**ASSIGNMENT**
When duplicating the records beneath this instruction, omit every picture and keep all else exact.

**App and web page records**
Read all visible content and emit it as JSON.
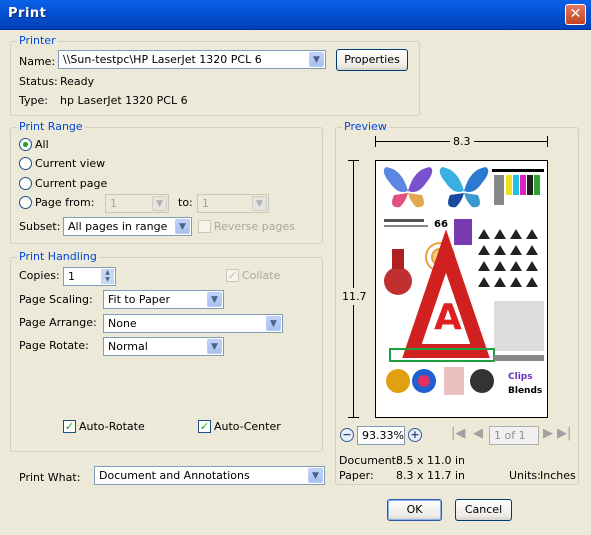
{
  "window": {
    "title": "Print",
    "close_glyph": "✕"
  },
  "printer": {
    "group_title": "Printer",
    "name_label": "Name:",
    "name_value": "\\\\Sun-testpc\\HP LaserJet 1320 PCL 6",
    "properties_label": "Properties",
    "status_label": "Status:",
    "status_value": "Ready",
    "type_label": "Type:",
    "type_value": "hp LaserJet 1320 PCL 6"
  },
  "print_range": {
    "group_title": "Print Range",
    "all": "All",
    "current_view": "Current view",
    "current_page": "Current page",
    "page_from": "Page from:",
    "from_value": "1",
    "to_label": "to:",
    "to_value": "1",
    "subset_label": "Subset:",
    "subset_value": "All pages in range",
    "reverse_pages": "Reverse pages",
    "selected": "all"
  },
  "print_handling": {
    "group_title": "Print Handling",
    "copies_label": "Copies:",
    "copies_value": "1",
    "collate": "Collate",
    "page_scaling_label": "Page Scaling:",
    "page_scaling_value": "Fit to Paper",
    "page_arrange_label": "Page Arrange:",
    "page_arrange_value": "None",
    "page_rotate_label": "Page Rotate:",
    "page_rotate_value": "Normal",
    "auto_rotate": "Auto-Rotate",
    "auto_center": "Auto-Center"
  },
  "print_what": {
    "label": "Print What:",
    "value": "Document and Annotations"
  },
  "preview": {
    "group_title": "Preview",
    "width_dim": "8.3",
    "height_dim": "11.7",
    "zoom_value": "93.33%",
    "page_field": "1 of 1",
    "document_label": "Document:",
    "document_value": "8.5 x 11.0 in",
    "paper_label": "Paper:",
    "paper_value": "8.3 x 11.7 in",
    "units_label": "Units:",
    "units_value": "Inches",
    "thumb_text": {
      "badge_66": "66",
      "clips": "Clips",
      "blends": "Blends",
      "a_letter": "A"
    }
  },
  "buttons": {
    "ok": "OK",
    "cancel": "Cancel"
  },
  "colors": {
    "title_bar": "#0552d4",
    "group_title": "#0046d5",
    "dialog_bg": "#ece9d8"
  }
}
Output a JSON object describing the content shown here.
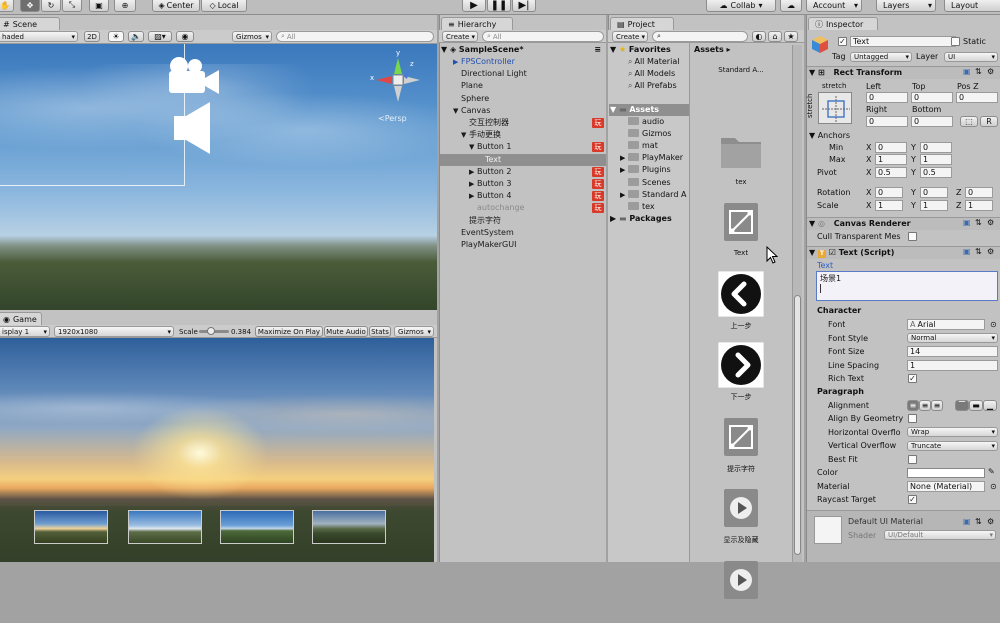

**OUTPUT**
Read all visible content and emit it as JSON.
{
  "window": {
    "title": "Print",
    "close_glyph": "✕"
  },
  "printer": {
    "group_title": "Printer",
    "name_label": "Name:",
    "name_value": "\\\\Sun-testpc\\HP LaserJet 1320 PCL 6",
    "properties_label": "Properties",
    "status_label": "Status:",
    "status_value": "Ready",
    "type_label": "Type:",
    "type_value": "hp LaserJet 1320 PCL 6"
  },
  "print_range": {
    "group_title": "Print Range",
    "all": "All",
    "current_view": "Current view",
    "current_page": "Current page",
    "page_from": "Page from:",
    "from_value": "1",
    "to_label": "to:",
    "to_value": "1",
    "subset_label": "Subset:",
    "subset_value": "All pages in range",
    "reverse_pages": "Reverse pages",
    "selected": "all"
  },
  "print_handling": {
    "group_title": "Print Handling",
    "copies_label": "Copies:",
    "copies_value": "1",
    "collate": "Collate",
    "page_scaling_label": "Page Scaling:",
    "page_scaling_value": "Fit to Paper",
    "page_arrange_label": "Page Arrange:",
    "page_arrange_value": "None",
    "page_rotate_label": "Page Rotate:",
    "page_rotate_value": "Normal",
    "auto_rotate": "Auto-Rotate",
    "auto_center": "Auto-Center"
  },
  "print_what": {
    "label": "Print What:",
    "value": "Document and Annotations"
  },
  "preview": {
    "group_title": "Preview",
    "width_dim": "8.3",
    "height_dim": "11.7",
    "zoom_value": "93.33%",
    "page_field": "1 of 1",
    "document_label": "Document:",
    "document_value": "8.5 x 11.0 in",
    "paper_label": "Paper:",
    "paper_value": "8.3 x 11.7 in",
    "units_label": "Units:",
    "units_value": "Inches",
    "thumb_text": {
      "badge_66": "66",
      "clips": "Clips",
      "blends": "Blends",
      "a_letter": "A"
    }
  },
  "buttons": {
    "ok": "OK",
    "cancel": "Cancel"
  },
  "colors": {
    "title_bar": "#0552d4",
    "group_title": "#0046d5",
    "dialog_bg": "#ece9d8"
  }
}
Output a JSON object describing the content shown here.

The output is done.